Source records

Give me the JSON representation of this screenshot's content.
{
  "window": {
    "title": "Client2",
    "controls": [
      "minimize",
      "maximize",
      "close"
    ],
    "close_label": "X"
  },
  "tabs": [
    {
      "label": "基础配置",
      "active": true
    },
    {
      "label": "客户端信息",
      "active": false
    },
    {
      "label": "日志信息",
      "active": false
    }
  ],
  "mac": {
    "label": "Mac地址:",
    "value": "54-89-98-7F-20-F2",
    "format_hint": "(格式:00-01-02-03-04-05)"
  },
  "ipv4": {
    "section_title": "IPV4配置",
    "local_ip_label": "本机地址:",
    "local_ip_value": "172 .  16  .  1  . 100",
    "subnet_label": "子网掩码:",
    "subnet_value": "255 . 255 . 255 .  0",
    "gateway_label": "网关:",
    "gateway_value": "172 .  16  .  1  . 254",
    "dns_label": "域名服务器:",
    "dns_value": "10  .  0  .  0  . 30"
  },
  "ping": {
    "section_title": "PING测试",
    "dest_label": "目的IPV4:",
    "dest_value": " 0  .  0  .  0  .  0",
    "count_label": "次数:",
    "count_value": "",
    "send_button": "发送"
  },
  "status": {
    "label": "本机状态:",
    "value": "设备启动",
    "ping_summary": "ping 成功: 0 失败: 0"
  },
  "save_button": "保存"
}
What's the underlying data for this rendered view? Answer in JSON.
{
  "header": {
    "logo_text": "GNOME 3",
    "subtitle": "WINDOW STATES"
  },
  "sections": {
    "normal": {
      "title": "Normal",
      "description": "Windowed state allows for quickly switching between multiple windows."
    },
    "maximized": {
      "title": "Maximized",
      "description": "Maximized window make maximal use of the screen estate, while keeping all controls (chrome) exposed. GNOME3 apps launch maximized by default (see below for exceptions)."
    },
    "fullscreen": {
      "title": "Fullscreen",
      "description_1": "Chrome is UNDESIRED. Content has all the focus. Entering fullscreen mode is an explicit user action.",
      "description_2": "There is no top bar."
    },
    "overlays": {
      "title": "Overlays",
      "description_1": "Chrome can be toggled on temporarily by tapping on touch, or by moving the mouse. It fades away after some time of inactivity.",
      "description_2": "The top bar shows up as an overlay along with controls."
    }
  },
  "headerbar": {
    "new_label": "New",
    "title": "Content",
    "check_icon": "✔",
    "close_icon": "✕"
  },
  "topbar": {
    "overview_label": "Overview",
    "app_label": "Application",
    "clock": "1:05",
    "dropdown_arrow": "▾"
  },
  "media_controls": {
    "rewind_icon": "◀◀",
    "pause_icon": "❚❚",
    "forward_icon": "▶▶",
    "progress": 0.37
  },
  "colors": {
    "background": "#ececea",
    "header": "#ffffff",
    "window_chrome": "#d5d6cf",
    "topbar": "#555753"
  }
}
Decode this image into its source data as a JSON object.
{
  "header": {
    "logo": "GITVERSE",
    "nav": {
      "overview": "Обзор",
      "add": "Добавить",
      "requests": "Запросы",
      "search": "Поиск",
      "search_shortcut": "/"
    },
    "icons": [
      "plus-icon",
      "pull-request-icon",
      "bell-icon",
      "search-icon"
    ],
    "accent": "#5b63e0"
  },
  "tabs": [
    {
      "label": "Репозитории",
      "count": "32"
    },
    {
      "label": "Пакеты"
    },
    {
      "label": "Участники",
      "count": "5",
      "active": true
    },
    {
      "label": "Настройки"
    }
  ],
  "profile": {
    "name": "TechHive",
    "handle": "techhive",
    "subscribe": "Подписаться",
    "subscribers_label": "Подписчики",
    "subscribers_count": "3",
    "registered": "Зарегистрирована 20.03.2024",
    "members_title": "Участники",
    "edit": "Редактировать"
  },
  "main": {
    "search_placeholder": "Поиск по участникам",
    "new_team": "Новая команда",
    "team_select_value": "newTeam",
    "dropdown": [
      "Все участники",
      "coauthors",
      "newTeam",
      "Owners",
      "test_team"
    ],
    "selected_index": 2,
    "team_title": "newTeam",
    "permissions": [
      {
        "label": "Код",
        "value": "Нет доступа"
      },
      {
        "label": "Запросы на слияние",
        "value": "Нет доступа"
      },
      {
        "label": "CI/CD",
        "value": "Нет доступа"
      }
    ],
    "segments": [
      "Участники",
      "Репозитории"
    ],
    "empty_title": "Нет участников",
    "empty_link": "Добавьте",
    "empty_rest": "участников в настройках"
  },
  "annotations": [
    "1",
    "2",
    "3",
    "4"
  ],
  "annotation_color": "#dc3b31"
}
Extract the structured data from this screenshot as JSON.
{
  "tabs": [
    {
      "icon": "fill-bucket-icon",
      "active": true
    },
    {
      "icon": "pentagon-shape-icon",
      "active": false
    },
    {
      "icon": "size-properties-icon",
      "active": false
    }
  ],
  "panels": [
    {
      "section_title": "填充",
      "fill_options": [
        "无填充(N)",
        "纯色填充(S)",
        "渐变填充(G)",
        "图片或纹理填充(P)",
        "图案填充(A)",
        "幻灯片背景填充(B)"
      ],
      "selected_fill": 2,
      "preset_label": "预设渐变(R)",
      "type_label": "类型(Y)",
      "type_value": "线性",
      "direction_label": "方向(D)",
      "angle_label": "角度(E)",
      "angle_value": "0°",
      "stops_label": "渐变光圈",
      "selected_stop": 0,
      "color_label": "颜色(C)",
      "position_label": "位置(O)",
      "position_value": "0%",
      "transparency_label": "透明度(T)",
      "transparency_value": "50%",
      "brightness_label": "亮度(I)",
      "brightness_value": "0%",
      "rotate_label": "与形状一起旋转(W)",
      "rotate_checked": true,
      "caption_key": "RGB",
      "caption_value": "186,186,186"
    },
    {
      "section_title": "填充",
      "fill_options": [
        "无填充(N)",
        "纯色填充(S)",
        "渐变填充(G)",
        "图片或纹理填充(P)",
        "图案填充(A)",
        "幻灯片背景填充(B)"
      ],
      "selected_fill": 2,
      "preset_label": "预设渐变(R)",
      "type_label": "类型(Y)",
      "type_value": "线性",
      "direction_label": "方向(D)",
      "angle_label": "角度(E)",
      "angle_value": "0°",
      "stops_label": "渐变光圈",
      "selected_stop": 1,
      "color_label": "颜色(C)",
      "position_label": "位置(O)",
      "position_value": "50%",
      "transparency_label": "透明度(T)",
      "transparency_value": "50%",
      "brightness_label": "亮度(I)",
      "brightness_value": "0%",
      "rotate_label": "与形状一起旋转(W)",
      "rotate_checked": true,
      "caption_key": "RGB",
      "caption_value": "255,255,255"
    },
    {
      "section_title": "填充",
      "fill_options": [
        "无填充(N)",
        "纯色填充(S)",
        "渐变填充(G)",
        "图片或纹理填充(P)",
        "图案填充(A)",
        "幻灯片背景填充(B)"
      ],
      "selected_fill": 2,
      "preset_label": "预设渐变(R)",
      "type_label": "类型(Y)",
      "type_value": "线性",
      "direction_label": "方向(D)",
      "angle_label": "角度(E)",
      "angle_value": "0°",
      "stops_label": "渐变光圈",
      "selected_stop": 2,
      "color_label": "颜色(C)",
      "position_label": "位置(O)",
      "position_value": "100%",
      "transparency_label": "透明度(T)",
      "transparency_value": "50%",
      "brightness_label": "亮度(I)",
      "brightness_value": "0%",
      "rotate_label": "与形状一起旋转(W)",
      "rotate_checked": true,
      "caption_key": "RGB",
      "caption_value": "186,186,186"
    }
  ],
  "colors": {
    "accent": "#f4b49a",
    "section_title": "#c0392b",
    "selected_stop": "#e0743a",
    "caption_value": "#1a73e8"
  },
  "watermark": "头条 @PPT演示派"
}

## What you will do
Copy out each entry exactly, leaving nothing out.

## Output below
Give me the JSON representation of this screenshot's content.
{
  "window": {
    "title": "Client2",
    "controls": [
      "minimize",
      "maximize",
      "close"
    ],
    "close_label": "X"
  },
  "tabs": [
    {
      "label": "基础配置",
      "active": true
    },
    {
      "label": "客户端信息",
      "active": false
    },
    {
      "label": "日志信息",
      "active": false
    }
  ],
  "mac": {
    "label": "Mac地址:",
    "value": "54-89-98-7F-20-F2",
    "format_hint": "(格式:00-01-02-03-04-05)"
  },
  "ipv4": {
    "section_title": "IPV4配置",
    "local_ip_label": "本机地址:",
    "local_ip_value": "172 .  16  .  1  . 100",
    "subnet_label": "子网掩码:",
    "subnet_value": "255 . 255 . 255 .  0",
    "gateway_label": "网关:",
    "gateway_value": "172 .  16  .  1  . 254",
    "dns_label": "域名服务器:",
    "dns_value": "10  .  0  .  0  . 30"
  },
  "ping": {
    "section_title": "PING测试",
    "dest_label": "目的IPV4:",
    "dest_value": " 0  .  0  .  0  .  0",
    "count_label": "次数:",
    "count_value": "",
    "send_button": "发送"
  },
  "status": {
    "label": "本机状态:",
    "value": "设备启动",
    "ping_summary": "ping 成功: 0 失败: 0"
  },
  "save_button": "保存"
}
What's the underlying data for this rendered view? Answer in JSON.
{
  "header": {
    "logo_text": "GNOME 3",
    "subtitle": "WINDOW STATES"
  },
  "sections": {
    "normal": {
      "title": "Normal",
      "description": "Windowed state allows for quickly switching between multiple windows."
    },
    "maximized": {
      "title": "Maximized",
      "description": "Maximized window make maximal use of the screen estate, while keeping all controls (chrome) exposed. GNOME3 apps launch maximized by default (see below for exceptions)."
    },
    "fullscreen": {
      "title": "Fullscreen",
      "description_1": "Chrome is UNDESIRED. Content has all the focus. Entering fullscreen mode is an explicit user action.",
      "description_2": "There is no top bar."
    },
    "overlays": {
      "title": "Overlays",
      "description_1": "Chrome can be toggled on temporarily by tapping on touch, or by moving the mouse. It fades away after some time of inactivity.",
      "description_2": "The top bar shows up as an overlay along with controls."
    }
  },
  "headerbar": {
    "new_label": "New",
    "title": "Content",
    "check_icon": "✔",
    "close_icon": "✕"
  },
  "topbar": {
    "overview_label": "Overview",
    "app_label": "Application",
    "clock": "1:05",
    "dropdown_arrow": "▾"
  },
  "media_controls": {
    "rewind_icon": "◀◀",
    "pause_icon": "❚❚",
    "forward_icon": "▶▶",
    "progress": 0.37
  },
  "colors": {
    "background": "#ececea",
    "header": "#ffffff",
    "window_chrome": "#d5d6cf",
    "topbar": "#555753"
  }
}
Decode this image into its source data as a JSON object.
{
  "header": {
    "logo": "GITVERSE",
    "nav": {
      "overview": "Обзор",
      "add": "Добавить",
      "requests": "Запросы",
      "search": "Поиск",
      "search_shortcut": "/"
    },
    "icons": [
      "plus-icon",
      "pull-request-icon",
      "bell-icon",
      "search-icon"
    ],
    "accent": "#5b63e0"
  },
  "tabs": [
    {
      "label": "Репозитории",
      "count": "32"
    },
    {
      "label": "Пакеты"
    },
    {
      "label": "Участники",
      "count": "5",
      "active": true
    },
    {
      "label": "Настройки"
    }
  ],
  "profile": {
    "name": "TechHive",
    "handle": "techhive",
    "subscribe": "Подписаться",
    "subscribers_label": "Подписчики",
    "subscribers_count": "3",
    "registered": "Зарегистрирована 20.03.2024",
    "members_title": "Участники",
    "edit": "Редактировать"
  },
  "main": {
    "search_placeholder": "Поиск по участникам",
    "new_team": "Новая команда",
    "team_select_value": "newTeam",
    "dropdown": [
      "Все участники",
      "coauthors",
      "newTeam",
      "Owners",
      "test_team"
    ],
    "selected_index": 2,
    "team_title": "newTeam",
    "permissions": [
      {
        "label": "Код",
        "value": "Нет доступа"
      },
      {
        "label": "Запросы на слияние",
        "value": "Нет доступа"
      },
      {
        "label": "CI/CD",
        "value": "Нет доступа"
      }
    ],
    "segments": [
      "Участники",
      "Репозитории"
    ],
    "empty_title": "Нет участников",
    "empty_link": "Добавьте",
    "empty_rest": "участников в настройках"
  },
  "annotations": [
    "1",
    "2",
    "3",
    "4"
  ],
  "annotation_color": "#dc3b31"
}
Extract the structured data from this screenshot as JSON.
{
  "tabs": [
    {
      "icon": "fill-bucket-icon",
      "active": true
    },
    {
      "icon": "pentagon-shape-icon",
      "active": false
    },
    {
      "icon": "size-properties-icon",
      "active": false
    }
  ],
  "panels": [
    {
      "section_title": "填充",
      "fill_options": [
        "无填充(N)",
        "纯色填充(S)",
        "渐变填充(G)",
        "图片或纹理填充(P)",
        "图案填充(A)",
        "幻灯片背景填充(B)"
      ],
      "selected_fill": 2,
      "preset_label": "预设渐变(R)",
      "type_label": "类型(Y)",
      "type_value": "线性",
      "direction_label": "方向(D)",
      "angle_label": "角度(E)",
      "angle_value": "0°",
      "stops_label": "渐变光圈",
      "selected_stop": 0,
      "color_label": "颜色(C)",
      "position_label": "位置(O)",
      "position_value": "0%",
      "transparency_label": "透明度(T)",
      "transparency_value": "50%",
      "brightness_label": "亮度(I)",
      "brightness_value": "0%",
      "rotate_label": "与形状一起旋转(W)",
      "rotate_checked": true,
      "caption_key": "RGB",
      "caption_value": "186,186,186"
    },
    {
      "section_title": "填充",
      "fill_options": [
        "无填充(N)",
        "纯色填充(S)",
        "渐变填充(G)",
        "图片或纹理填充(P)",
        "图案填充(A)",
        "幻灯片背景填充(B)"
      ],
      "selected_fill": 2,
      "preset_label": "预设渐变(R)",
      "type_label": "类型(Y)",
      "type_value": "线性",
      "direction_label": "方向(D)",
      "angle_label": "角度(E)",
      "angle_value": "0°",
      "stops_label": "渐变光圈",
      "selected_stop": 1,
      "color_label": "颜色(C)",
      "position_label": "位置(O)",
      "position_value": "50%",
      "transparency_label": "透明度(T)",
      "transparency_value": "50%",
      "brightness_label": "亮度(I)",
      "brightness_value": "0%",
      "rotate_label": "与形状一起旋转(W)",
      "rotate_checked": true,
      "caption_key": "RGB",
      "caption_value": "255,255,255"
    },
    {
      "section_title": "填充",
      "fill_options": [
        "无填充(N)",
        "纯色填充(S)",
        "渐变填充(G)",
        "图片或纹理填充(P)",
        "图案填充(A)",
        "幻灯片背景填充(B)"
      ],
      "selected_fill": 2,
      "preset_label": "预设渐变(R)",
      "type_label": "类型(Y)",
      "type_value": "线性",
      "direction_label": "方向(D)",
      "angle_label": "角度(E)",
      "angle_value": "0°",
      "stops_label": "渐变光圈",
      "selected_stop": 2,
      "color_label": "颜色(C)",
      "position_label": "位置(O)",
      "position_value": "100%",
      "transparency_label": "透明度(T)",
      "transparency_value": "50%",
      "brightness_label": "亮度(I)",
      "brightness_value": "0%",
      "rotate_label": "与形状一起旋转(W)",
      "rotate_checked": true,
      "caption_key": "RGB",
      "caption_value": "186,186,186"
    }
  ],
  "colors": {
    "accent": "#f4b49a",
    "section_title": "#c0392b",
    "selected_stop": "#e0743a",
    "caption_value": "#1a73e8"
  },
  "watermark": "头条 @PPT演示派"
}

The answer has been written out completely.